Private-practice psychiatrist joins Mental Health Associates
NATCHEZ — When Dr. Linda Wilbourn needed to find a psychiatrist to associate with Mental Health Associates, she didn’t look long.
She went with the first person who came to mind.
Dr. William S. Cook Jr., who Wilbourn first met two decades ago when both were consulting at a chemical dependency clinic in Jackson, was an obvious choice, she said.
“I have always been very impressed with Dr. Cook’s professionalism and his dedication to his patients and their welfare,” she said.
Cook accepted Wilbourn’s offer, and has been working part-time with Mental Health Associates and Miss-Lou Addiction Clinic three days a week since Dec. 1. He also serves as the staff psychiatrist for the Senior Behavioral Health Unit at Natchez Regional Medical Center and has a private practice at MHA.
The need for a psychiatrist in the area is two-fold, Wilbourn said.
The first is the Miss-Lou hasn’t — to her knowledge — had a private-practice psychiatrist in the 20 years she has been practicing psychology in Natchez, and patients needing psychiatric evaluation have had to drive to Baton Rouge or Jackson.

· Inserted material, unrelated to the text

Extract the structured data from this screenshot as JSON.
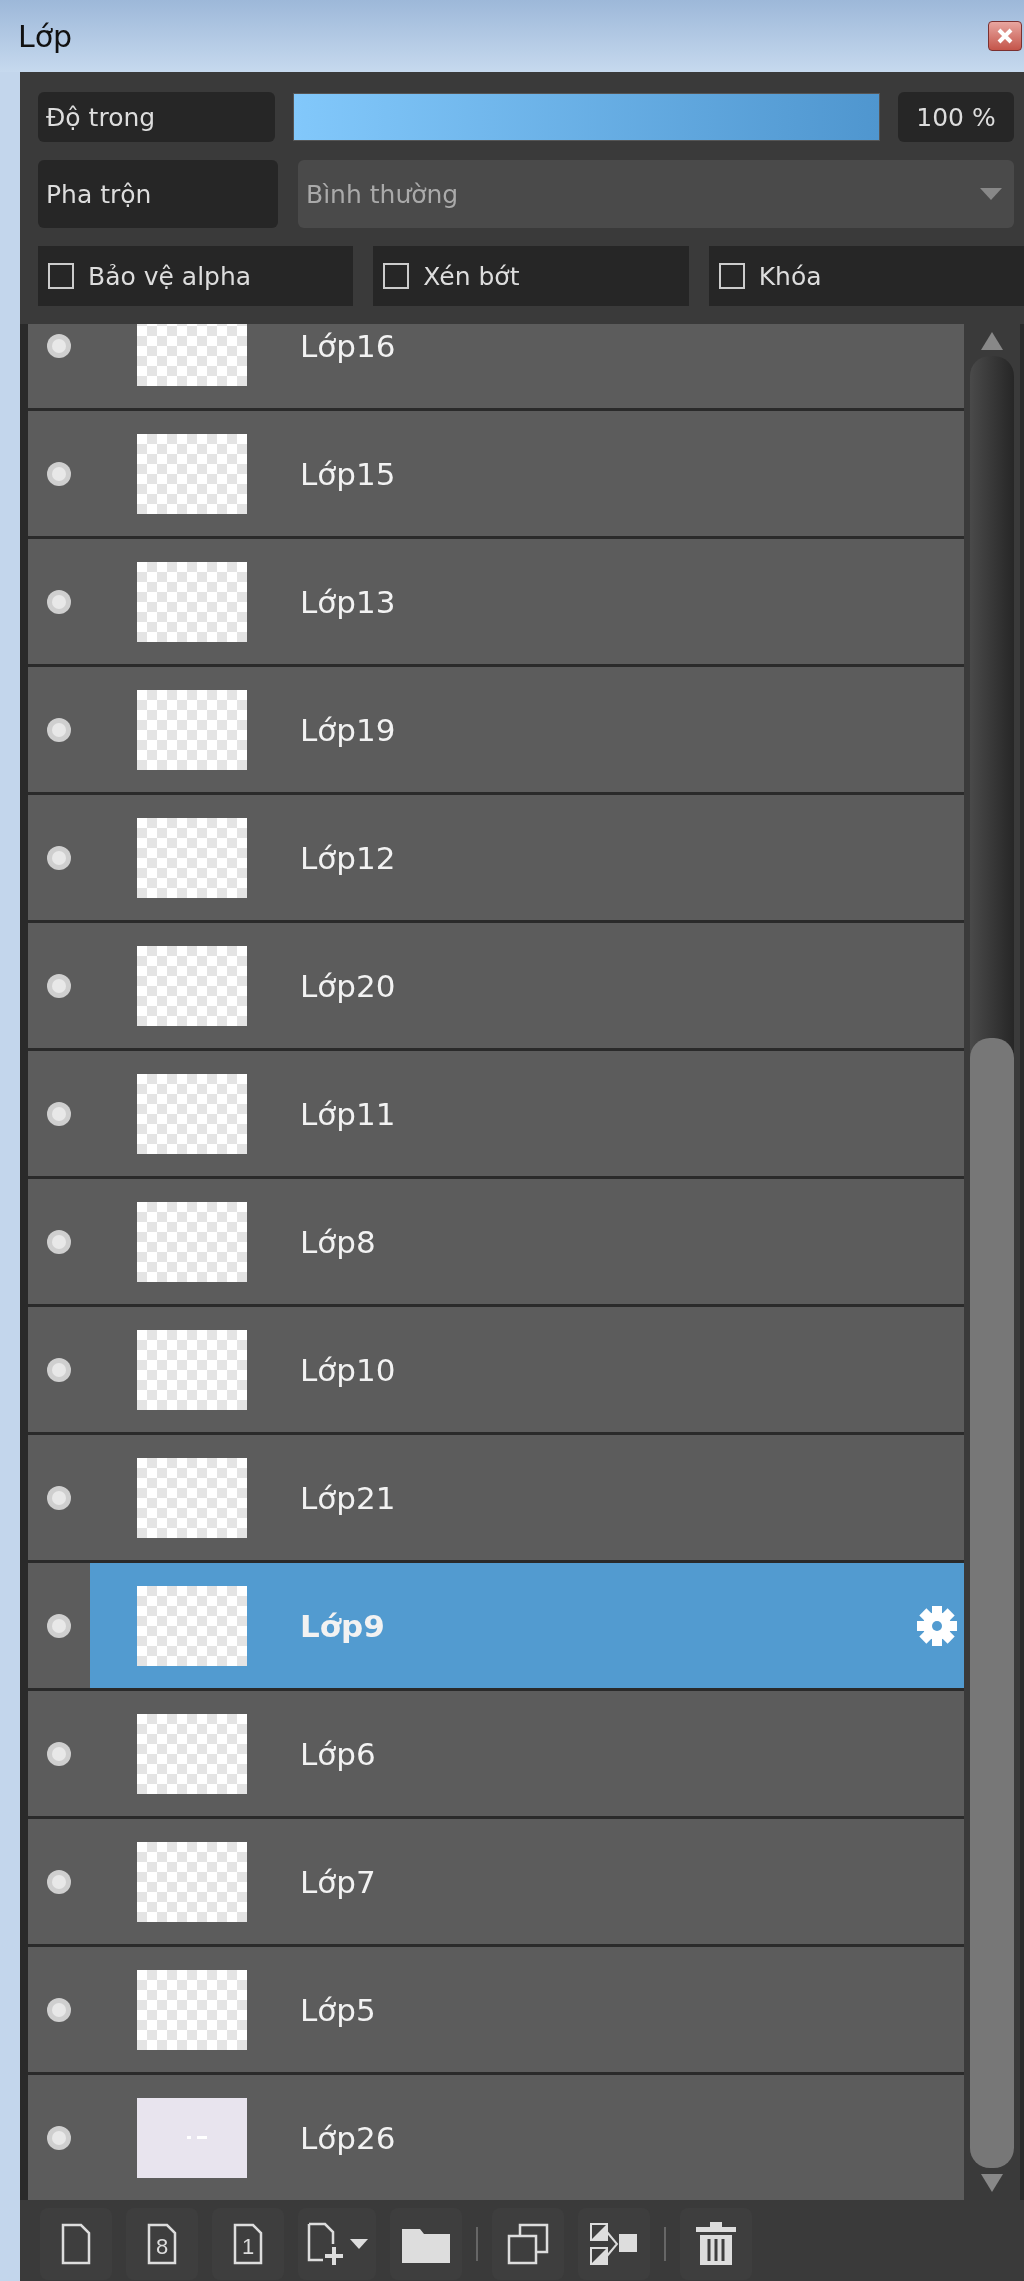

The second need was for Miss-Lou Addiction Clinic, which needed a psychiatrist in order to properly administer Suboxone treatment, a medical approach to treating opiate-based addiction.
“A psychiatrist is a medical doctor who has gone to medical school and done four years of residency and can prescribe medicines and psychotherapy,” Cook said. “A psychologist can do the therapy, but can’t prescribe medicines and doesn’t have a medical background.”
With Cook’s addition, Miss-Lou Addiction Clinic takes a three-pronged, multi-disciplinary approach to substance abuse treatment, he said.
First, the clinic’s counselor — Lisa Swinny — will complete an intake questionnaire with a patient, who will then see Cook.
After Cook performs a medical evaluation, he refers the patient to Wilbourn for further mental treatment.
“The Drug Enforcement Agency has strict guidelines about what they consider to be appropriate Suboxone treatment, and one component that has been missing in some instances has been the mental health component,” Wilbourn said. “With (Cook’s addition), we are covering all of the needed and mandated components for Suboxone treatment. The patients can’t just take the pills, they have to have the mental health treatment as well.”
Cook said he’s delighted to return to Natchez, where he worked in 1991 as an emergency room doctor at Humana Hospital, now Natchez Community Hospital.
He graduated from Wheaton College with a bachelor of science in biology in 1978 and completed his medical training at the University of Mississippi Medical School in 1982.
Among other things, he was a teaching fellow in pathology at Boston University’s School of Medicine and completed a year of residency in pathology at the Mallory Institute of Pathology.
He also spent a year as a research fellow in dermatology at the University of California, worked in emergency rooms in six hospitals — including the King’s Daughter’s Hospital in Brookhaven, where he was acting medical director — and completed a residency in psychiatry at UMC in June 1994.
Cook was the chief resident at UMC from July 1993 to June 1994.
Since then, he has completed other fellowships and served as the medical director or primary call physician at five clinics and as psychiatrist at a sixth.
Cook said he decided to become a full-time psychiatrist after 10 years in the medical field because it was the most interesting specialization for me for him.
“I liked the emergency room, but I always wanted to be a psychiatrist,” he said. “There are no two days the same, and I like working with the variety of patients.”
Cook said he still sees some patients who might be hesitant to see a psychiatrist, but the fears they might have can be eased after a couple of sessions.
“There is a lot of reluctance because there is still a lot of stigma in the deep South about seeing a psychiatrist about dealing with their problems, but when patients get some help and start to move forward, they have less reluctance,” he said.
While Cook works three days in Natchez, he still has a private practice in Jackson. Working between the two cities, however, isn’t a problem for him.
“I take the Natchez Trace, and except for the deer hazards — I had a 10-point buck hit my new car — I like the drive and the variety of getting out of my office.”
Cook said getting re-acquainted with Natchez has been easy, and residents are likely to see him downtown before work in the mornings he’s in the area.
“I love Natchez, and I always have,” he said.
Mental Health Associates is located at 404 N. Union St.